Parabens, commonly found in suntan lotion, are among the endocrine disrupting chemicals under suspicion
These chemicals are called ‘endocrine disruptors‘ and they interfere with our hormone system causing cancerous tumors, birth defects, and other developmental disorders. Diethylstilbestrol is the perfect example.”They should be used with greater caution”, says the Environment Agency !!!! Not good enough! They should be banned full stop.
BPA: friend or foe? Well, that depends who you talk to. Broadly speaking, if you ask the chemical industry the answer is no, ask anti-BPA campaigners and you will get a yes, but ask the scientists and they really cannot say for sure …
Faces and Voices of People exposed to Diethylstilbestrol
A tribute to the millions of lives upended by exposure to DES, diethylstilbestrol, synthetic estrogen, toxic chemical, and carcinogenic prescription drug. In photographic portraits and interviews, DES daughters, mothers, and sons tell, in their own voice, what it’s like to be DES-exposed. Today the DES story continues to unfold as research brings new findings to light. DES Stories rings with daring honesty—and points to broader concerns about the effects of endocrine-disrupting chemicals.
Background Bisphenol A (BPA) and polyfluoroalkyl chemicals (PFCs) are suspected endocrine disrupting compounds known to be ubiquitous in people’s bodies. Population disparities in exposure to these chemicals have not been fully characterized.
Methods We analyzed data from the 2003-2006 National Health and Nutrition Examination Survey. Using multivariable linear regression we examined the association between urinary concentrations of BPA, serum concentrations of four PFCs, and multiple measures of socioeconomic position (SEP): family income, education, occupation, and food security. We also examined associations with race/ethnicity.
Results All four PFCs were positively associated with family income, whereas BPA was inversely associated with family income. BPA concentrations were higher in people who reported very low food security and received emergency food assistance than in those who did not. This association was particularly strong in children: 6-11 year-olds whose families received emergency food had BPA levels 54% higher (95% CI, 13 to 112%) than children of families who did not. For BPA and PFCs we saw smaller and less consistent associations with education and occupation. Mexican Americans had the lowest concentrations of any racial/ethnic group of both types of chemicals; for PFCs, Mexican Americans not born in the U.S. had much lower levels than those born in the U.S.

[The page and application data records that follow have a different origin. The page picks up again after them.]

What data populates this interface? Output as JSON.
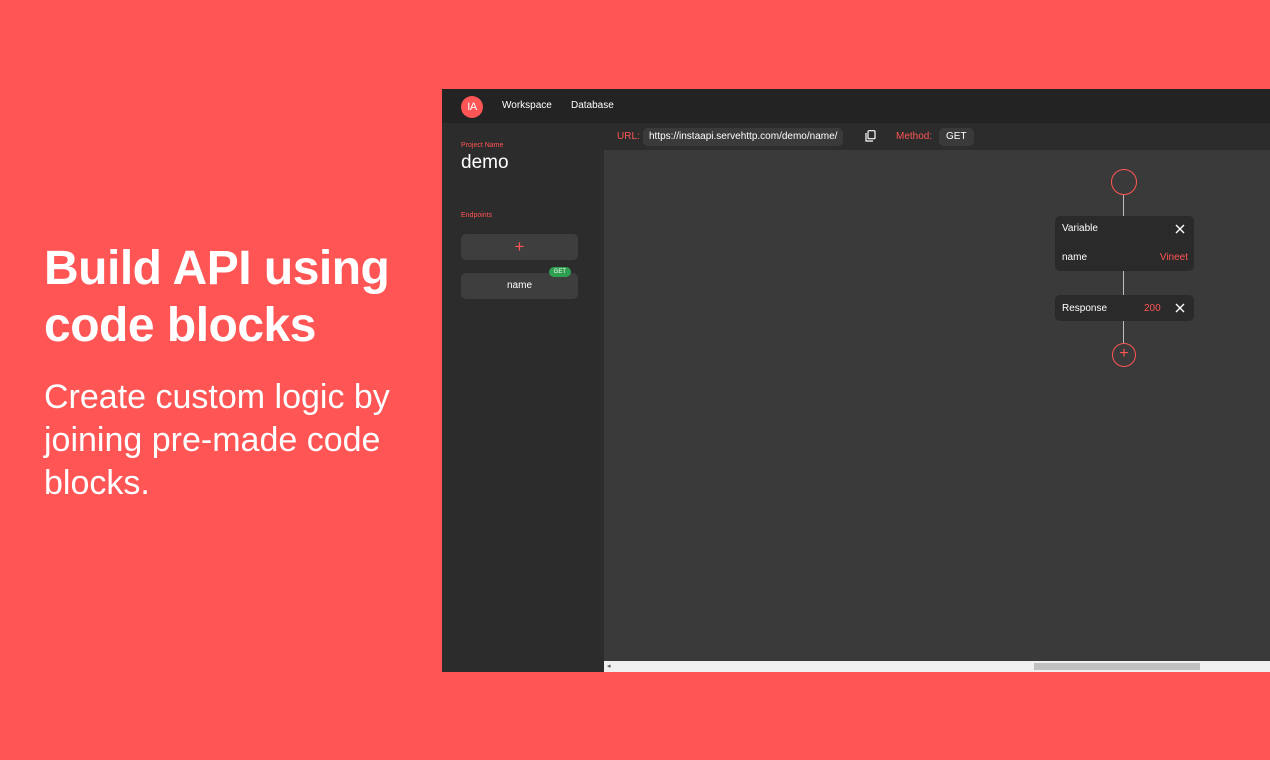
{
  "hero": {
    "title_line1": "Build API using",
    "title_line2": "code blocks",
    "subtitle_line1": "Create custom logic by",
    "subtitle_line2": "joining pre-made code",
    "subtitle_line3": "blocks."
  },
  "app": {
    "logo_text": "IA",
    "nav": {
      "workspace": "Workspace",
      "database": "Database"
    },
    "sidebar": {
      "project_label": "Project Name",
      "project_name": "demo",
      "endpoints_label": "Endpoints",
      "add_button": "+",
      "endpoints": [
        {
          "name": "name",
          "method": "GET"
        }
      ]
    },
    "urlbar": {
      "url_label": "URL:",
      "url_value": "https://instaapi.servehttp.com/demo/name/",
      "method_label": "Method:",
      "method_value": "GET"
    },
    "canvas": {
      "variable_block": {
        "title": "Variable",
        "key": "name",
        "value": "Vineet"
      },
      "response_block": {
        "title": "Response",
        "status": "200"
      },
      "add_node": "+"
    }
  },
  "colors": {
    "brand": "#ff5555",
    "topbar_bg": "#232323",
    "sidebar_bg": "#2c2c2c",
    "canvas_bg": "#3a3a3a",
    "get_badge": "#2e9e4f"
  },
  "icons": [
    "copy-icon",
    "close-icon",
    "plus-icon",
    "scroll-left-arrow-icon"
  ]
}
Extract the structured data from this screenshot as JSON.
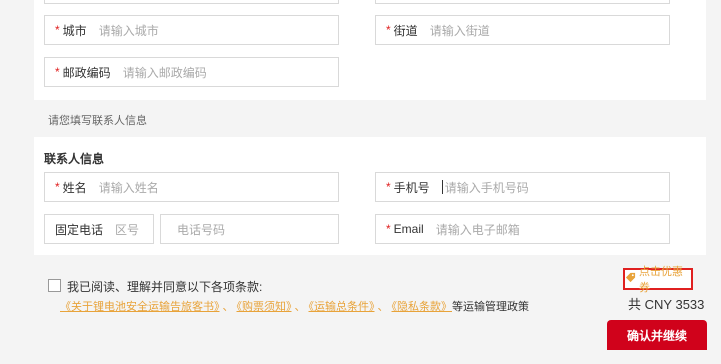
{
  "address": {
    "city": {
      "label": "城市",
      "placeholder": "请输入城市"
    },
    "street": {
      "label": "街道",
      "placeholder": "请输入街道"
    },
    "postcode": {
      "label": "邮政编码",
      "placeholder": "请输入邮政编码"
    }
  },
  "contact_hint": "请您填写联系人信息",
  "contact": {
    "title": "联系人信息",
    "name": {
      "label": "姓名",
      "placeholder": "请输入姓名"
    },
    "mobile": {
      "label": "手机号",
      "placeholder": "请输入手机号码"
    },
    "landline": {
      "label": "固定电话",
      "area_placeholder": "区号",
      "phone_placeholder": "电话号码"
    },
    "email": {
      "label": "Email",
      "placeholder": "请输入电子邮箱"
    }
  },
  "agreement": {
    "text": "我已阅读、理解并同意以下各项条款:",
    "links": [
      "《关于锂电池安全运输告旅客书》",
      "《购票须知》",
      "《运输总条件》",
      "《隐私条款》"
    ],
    "separator": "、",
    "tail": "等运输管理政策"
  },
  "coupon_label": "点击优惠券",
  "total": {
    "prefix": "共",
    "amount": "CNY 3533"
  },
  "confirm_button": "确认并继续",
  "colors": {
    "accent": "#d0021b",
    "link": "#e8a33a",
    "required": "#e02020"
  }
}
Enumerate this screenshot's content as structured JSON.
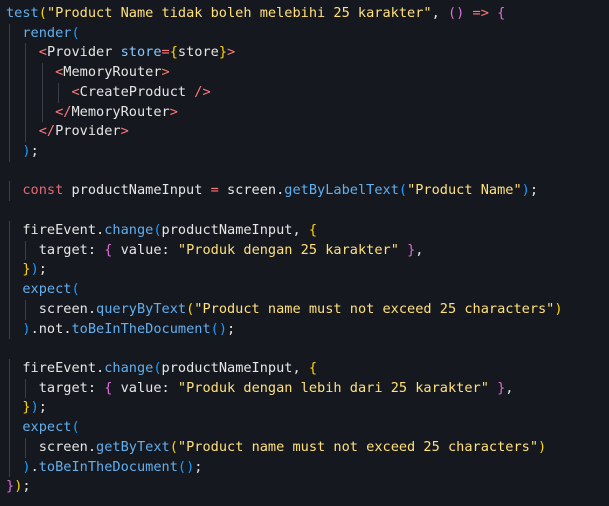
{
  "editor": {
    "lines": [
      [
        [
          "fn",
          "test"
        ],
        [
          "b1",
          "("
        ],
        [
          "str",
          "\"Product Name tidak boleh melebihi 25 karakter\""
        ],
        [
          "punc",
          ", "
        ],
        [
          "b2",
          "()"
        ],
        [
          "op",
          " => "
        ],
        [
          "b2",
          "{"
        ]
      ],
      [
        [
          "punc",
          "  "
        ],
        [
          "fn",
          "render"
        ],
        [
          "b3",
          "("
        ]
      ],
      [
        [
          "punc",
          "    "
        ],
        [
          "jsxbr",
          "<"
        ],
        [
          "tag",
          "Provider"
        ],
        [
          "punc",
          " "
        ],
        [
          "attr",
          "store"
        ],
        [
          "op",
          "="
        ],
        [
          "b1",
          "{"
        ],
        [
          "ident",
          "store"
        ],
        [
          "b1",
          "}"
        ],
        [
          "jsxbr",
          ">"
        ]
      ],
      [
        [
          "punc",
          "      "
        ],
        [
          "jsxbr",
          "<"
        ],
        [
          "tag",
          "MemoryRouter"
        ],
        [
          "jsxbr",
          ">"
        ]
      ],
      [
        [
          "punc",
          "        "
        ],
        [
          "jsxbr",
          "<"
        ],
        [
          "tag",
          "CreateProduct"
        ],
        [
          "punc",
          " "
        ],
        [
          "jsxbr",
          "/>"
        ]
      ],
      [
        [
          "punc",
          "      "
        ],
        [
          "jsxbr",
          "</"
        ],
        [
          "tag",
          "MemoryRouter"
        ],
        [
          "jsxbr",
          ">"
        ]
      ],
      [
        [
          "punc",
          "    "
        ],
        [
          "jsxbr",
          "</"
        ],
        [
          "tag",
          "Provider"
        ],
        [
          "jsxbr",
          ">"
        ]
      ],
      [
        [
          "punc",
          "  "
        ],
        [
          "b3",
          ")"
        ],
        [
          "punc",
          ";"
        ]
      ],
      [
        [
          "punc",
          ""
        ]
      ],
      [
        [
          "punc",
          "  "
        ],
        [
          "kw",
          "const"
        ],
        [
          "punc",
          " "
        ],
        [
          "ident",
          "productNameInput"
        ],
        [
          "op",
          " = "
        ],
        [
          "ident",
          "screen"
        ],
        [
          "punc",
          "."
        ],
        [
          "fn",
          "getByLabelText"
        ],
        [
          "b3",
          "("
        ],
        [
          "str",
          "\"Product Name\""
        ],
        [
          "b3",
          ")"
        ],
        [
          "punc",
          ";"
        ]
      ],
      [
        [
          "punc",
          ""
        ]
      ],
      [
        [
          "punc",
          "  "
        ],
        [
          "ident",
          "fireEvent"
        ],
        [
          "punc",
          "."
        ],
        [
          "fn",
          "change"
        ],
        [
          "b3",
          "("
        ],
        [
          "ident",
          "productNameInput"
        ],
        [
          "punc",
          ", "
        ],
        [
          "b1",
          "{"
        ]
      ],
      [
        [
          "punc",
          "    "
        ],
        [
          "ident",
          "target"
        ],
        [
          "punc",
          ": "
        ],
        [
          "b2",
          "{"
        ],
        [
          "punc",
          " "
        ],
        [
          "ident",
          "value"
        ],
        [
          "punc",
          ": "
        ],
        [
          "str",
          "\"Produk dengan 25 karakter\""
        ],
        [
          "punc",
          " "
        ],
        [
          "b2",
          "}"
        ],
        [
          "punc",
          ","
        ]
      ],
      [
        [
          "punc",
          "  "
        ],
        [
          "b1",
          "}"
        ],
        [
          "b3",
          ")"
        ],
        [
          "punc",
          ";"
        ]
      ],
      [
        [
          "punc",
          "  "
        ],
        [
          "fn",
          "expect"
        ],
        [
          "b3",
          "("
        ]
      ],
      [
        [
          "punc",
          "    "
        ],
        [
          "ident",
          "screen"
        ],
        [
          "punc",
          "."
        ],
        [
          "fn",
          "queryByText"
        ],
        [
          "b1",
          "("
        ],
        [
          "str",
          "\"Product name must not exceed 25 characters\""
        ],
        [
          "b1",
          ")"
        ]
      ],
      [
        [
          "punc",
          "  "
        ],
        [
          "b3",
          ")"
        ],
        [
          "punc",
          "."
        ],
        [
          "ident",
          "not"
        ],
        [
          "punc",
          "."
        ],
        [
          "fn",
          "toBeInTheDocument"
        ],
        [
          "b3",
          "()"
        ],
        [
          "punc",
          ";"
        ]
      ],
      [
        [
          "punc",
          ""
        ]
      ],
      [
        [
          "punc",
          "  "
        ],
        [
          "ident",
          "fireEvent"
        ],
        [
          "punc",
          "."
        ],
        [
          "fn",
          "change"
        ],
        [
          "b3",
          "("
        ],
        [
          "ident",
          "productNameInput"
        ],
        [
          "punc",
          ", "
        ],
        [
          "b1",
          "{"
        ]
      ],
      [
        [
          "punc",
          "    "
        ],
        [
          "ident",
          "target"
        ],
        [
          "punc",
          ": "
        ],
        [
          "b2",
          "{"
        ],
        [
          "punc",
          " "
        ],
        [
          "ident",
          "value"
        ],
        [
          "punc",
          ": "
        ],
        [
          "str",
          "\"Produk dengan lebih dari 25 karakter\""
        ],
        [
          "punc",
          " "
        ],
        [
          "b2",
          "}"
        ],
        [
          "punc",
          ","
        ]
      ],
      [
        [
          "punc",
          "  "
        ],
        [
          "b1",
          "}"
        ],
        [
          "b3",
          ")"
        ],
        [
          "punc",
          ";"
        ]
      ],
      [
        [
          "punc",
          "  "
        ],
        [
          "fn",
          "expect"
        ],
        [
          "b3",
          "("
        ]
      ],
      [
        [
          "punc",
          "    "
        ],
        [
          "ident",
          "screen"
        ],
        [
          "punc",
          "."
        ],
        [
          "fn",
          "getByText"
        ],
        [
          "b1",
          "("
        ],
        [
          "str",
          "\"Product name must not exceed 25 characters\""
        ],
        [
          "b1",
          ")"
        ]
      ],
      [
        [
          "punc",
          "  "
        ],
        [
          "b3",
          ")"
        ],
        [
          "punc",
          "."
        ],
        [
          "fn",
          "toBeInTheDocument"
        ],
        [
          "b3",
          "()"
        ],
        [
          "punc",
          ";"
        ]
      ],
      [
        [
          "b2",
          "}"
        ],
        [
          "b1",
          ")"
        ],
        [
          "punc",
          ";"
        ]
      ]
    ]
  }
}
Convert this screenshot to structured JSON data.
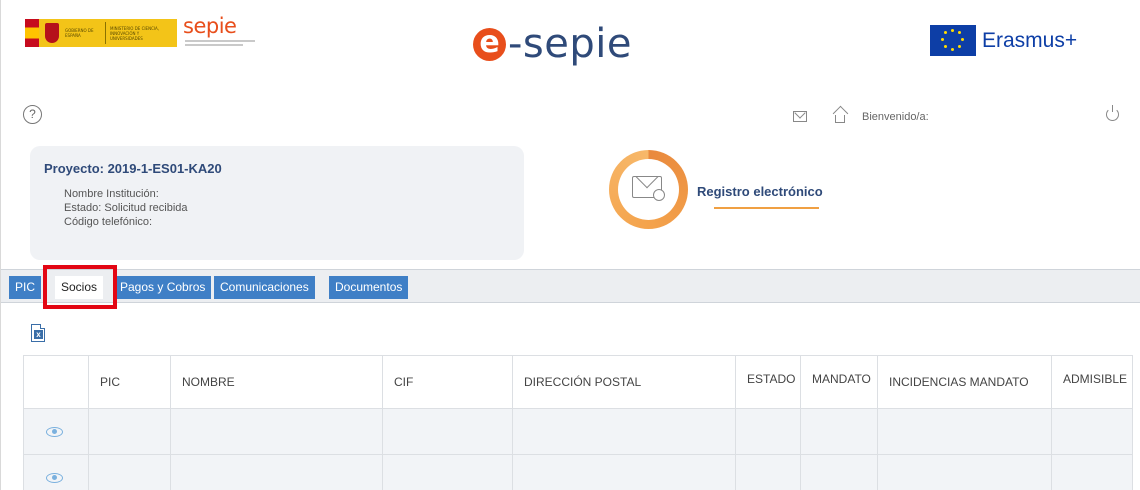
{
  "header": {
    "gov_logo_text": "GOBIERNO DE ESPAÑA",
    "ministry_text": "MINISTERIO DE CIENCIA, INNOVACIÓN Y UNIVERSIDADES",
    "sepie_small": "sepie",
    "brand_letter": "e",
    "brand_word": "-sepie",
    "eu_program": "Erasmus+"
  },
  "topbar": {
    "help_glyph": "?",
    "welcome": "Bienvenido/a:",
    "icons": [
      "mail-icon",
      "home-icon",
      "power-icon",
      "help-icon"
    ]
  },
  "project": {
    "title": "Proyecto: 2019-1-ES01-KA20",
    "institution": "Nombre Institución:",
    "status": "Estado:  Solicitud recibida",
    "phone": "Código telefónico:"
  },
  "registro": {
    "label": "Registro electrónico",
    "icon": "envelope-seal-icon"
  },
  "tabs": [
    {
      "label": "PIC",
      "active": false
    },
    {
      "label": "Socios",
      "active": true
    },
    {
      "label": "Pagos y Cobros",
      "active": false
    },
    {
      "label": "Comunicaciones",
      "active": false
    },
    {
      "label": "Documentos",
      "active": false
    }
  ],
  "toolbar": {
    "export_icon": "excel-icon",
    "export_glyph": "x"
  },
  "table": {
    "columns": [
      "",
      "PIC",
      "NOMBRE",
      "CIF",
      "DIRECCIÓN POSTAL",
      "ESTADO",
      "MANDATO",
      "INCIDENCIAS MANDATO",
      "ADMISIBLE"
    ],
    "rows": [
      {
        "action_icon": "eye-icon",
        "cells": [
          "",
          "",
          "",
          "",
          "",
          "",
          "",
          ""
        ]
      },
      {
        "action_icon": "eye-icon",
        "cells": [
          "",
          "",
          "",
          "",
          "",
          "",
          "",
          ""
        ]
      }
    ]
  },
  "colors": {
    "brand_orange": "#e84e1b",
    "brand_navy": "#2f4a79",
    "tab_blue": "#3f7fc6",
    "highlight_red": "#e30613",
    "registro_orange": "#f0a043"
  }
}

Conclusions People with lower incomes had higher body burdens of BPA; the reverse was true for PFCs. Family income with adjustment for family size was the strongest predictor of chemical concentrations among the different measures of SEP we studied. Income, education, occupation, and food security appear to capture different aspects of SEP that may be related to exposure to BPA and PFCs and are not necessarily interchangeable as measures of SEP in environmental epidemiology studies. Differences by race/ethnicity were independent of SEP.
SourcesSocial disparities in exposures to bisphenol A and polyfluoroalkyl chemicals: a cross-sectional study within NHANES 2003-2006, Environmental Health 2012, 11:10 doi:10.1186/1476-069X-11-10.
Phthalates, PCBs and parabens should be used with greater caution, claims environment agency
These chemicals are called ‘endocrine disruptors‘ and they interfere with our hormone system causing cancerous tumors, birth defects, and other developmental disorders. Diethylstilbestrol is the perfect example. They should be used with greater caution, says the Environment Agency !!!! Not good enough! They should be banned full stop.